Contaminants typically alter plant metabolism, often causing a reduction in crop yields. This has a secondary effect upon soil conservation , since the languishing crops cannot shield the Earth's soil from erosion. Some of these chemical contaminants have long half-lives and in other cases derivative chemicals are formed from decay of primary soil contaminants. Various technologies have been developed for remediation of oil-contaminated soil and sediments [11] There are several principal strategies for remediation: Excavate soil and take it to a disposal site away from ready pathways for human or sensitive ecosystem contact.

This technique also applies to dredging of bay muds containing toxins.

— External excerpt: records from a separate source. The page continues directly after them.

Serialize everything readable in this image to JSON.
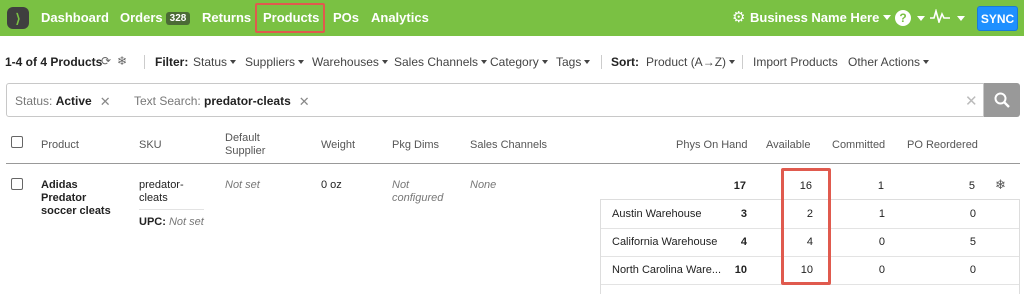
{
  "nav": {
    "items": [
      {
        "label": "Dashboard"
      },
      {
        "label": "Orders",
        "badge": "328"
      },
      {
        "label": "Returns"
      },
      {
        "label": "Products",
        "active": true
      },
      {
        "label": "POs"
      },
      {
        "label": "Analytics"
      }
    ],
    "business_name": "Business Name Here",
    "help_icon": "?",
    "sync_label": "SYNC",
    "accent_color": "#7ac143",
    "sync_color": "#1e90ff",
    "highlight_color": "#e05a4e"
  },
  "toolbar": {
    "count": "1-4 of 4 Products",
    "filter_label": "Filter:",
    "filters": [
      "Status",
      "Suppliers",
      "Warehouses",
      "Sales Channels",
      "Category",
      "Tags"
    ],
    "sort_label": "Sort:",
    "sort_value": "Product (A→Z)",
    "import": "Import Products",
    "other_actions": "Other Actions"
  },
  "search": {
    "chips": [
      {
        "label": "Status:",
        "value": "Active"
      },
      {
        "label": "Text Search:",
        "value": "predator-cleats"
      }
    ]
  },
  "table": {
    "headers": {
      "product": "Product",
      "sku": "SKU",
      "default_supplier": "Default Supplier",
      "weight": "Weight",
      "pkg_dims": "Pkg Dims",
      "sales_channels": "Sales Channels",
      "phys_on_hand": "Phys On Hand",
      "available": "Available",
      "committed": "Committed",
      "po_reordered": "PO Reordered"
    },
    "rows": [
      {
        "product": "Adidas Predator soccer cleats",
        "sku": "predator-cleats",
        "upc_label": "UPC:",
        "upc_value": "Not set",
        "default_supplier": "Not set",
        "weight": "0 oz",
        "pkg_dims": "Not configured",
        "sales_channels": "None",
        "phys_on_hand": "17",
        "available": "16",
        "committed": "1",
        "po_reordered": "5",
        "warehouses": [
          {
            "name": "Austin Warehouse",
            "phys_on_hand": "3",
            "available": "2",
            "committed": "1",
            "po_reordered": "0"
          },
          {
            "name": "California Warehouse",
            "phys_on_hand": "4",
            "available": "4",
            "committed": "0",
            "po_reordered": "5"
          },
          {
            "name": "North Carolina Ware...",
            "phys_on_hand": "10",
            "available": "10",
            "committed": "0",
            "po_reordered": "0"
          }
        ]
      }
    ]
  }
}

Aeration of soils at the contaminated site with attendant risk of creating air pollution Thermal remediation by introduction of heat to raise subsurface temperatures sufficiently high to volatize chemical contaminants out of the soil for vapor extraction.

Bioremediation , involving microbial digestion of certain organic chemicals. Techniques used in bioremediation include landfarming , biostimulation and bioaugmentating soil biota with commercially available microflora. Extraction of groundwater or soil vapor with an active electromechanical system, with subsequent stripping of the contaminants from the extract.

Containment of the soil contaminants such as by capping or paving over in place. Phytoremediation, or using plants such as willow to extract heavy metals.In , it was estimated that 2. Thus, it seems that the increase in imported malaria cases is related to foreign immigrants, such as Pakistani and Afghan refugees [ 36 ].

Draft SGVs for benzene, naphthalene and xylene have been produced but their publication is on hold. Nevertheless, they were not proven and had been reported as probable cases [ 47 ]. Nowadays, malaria transmission is restricted to the south and southeast of Iran, in Sistan and Baluchestan, Hormozgan and Kerman provinces, with very low incidence [ 13 ].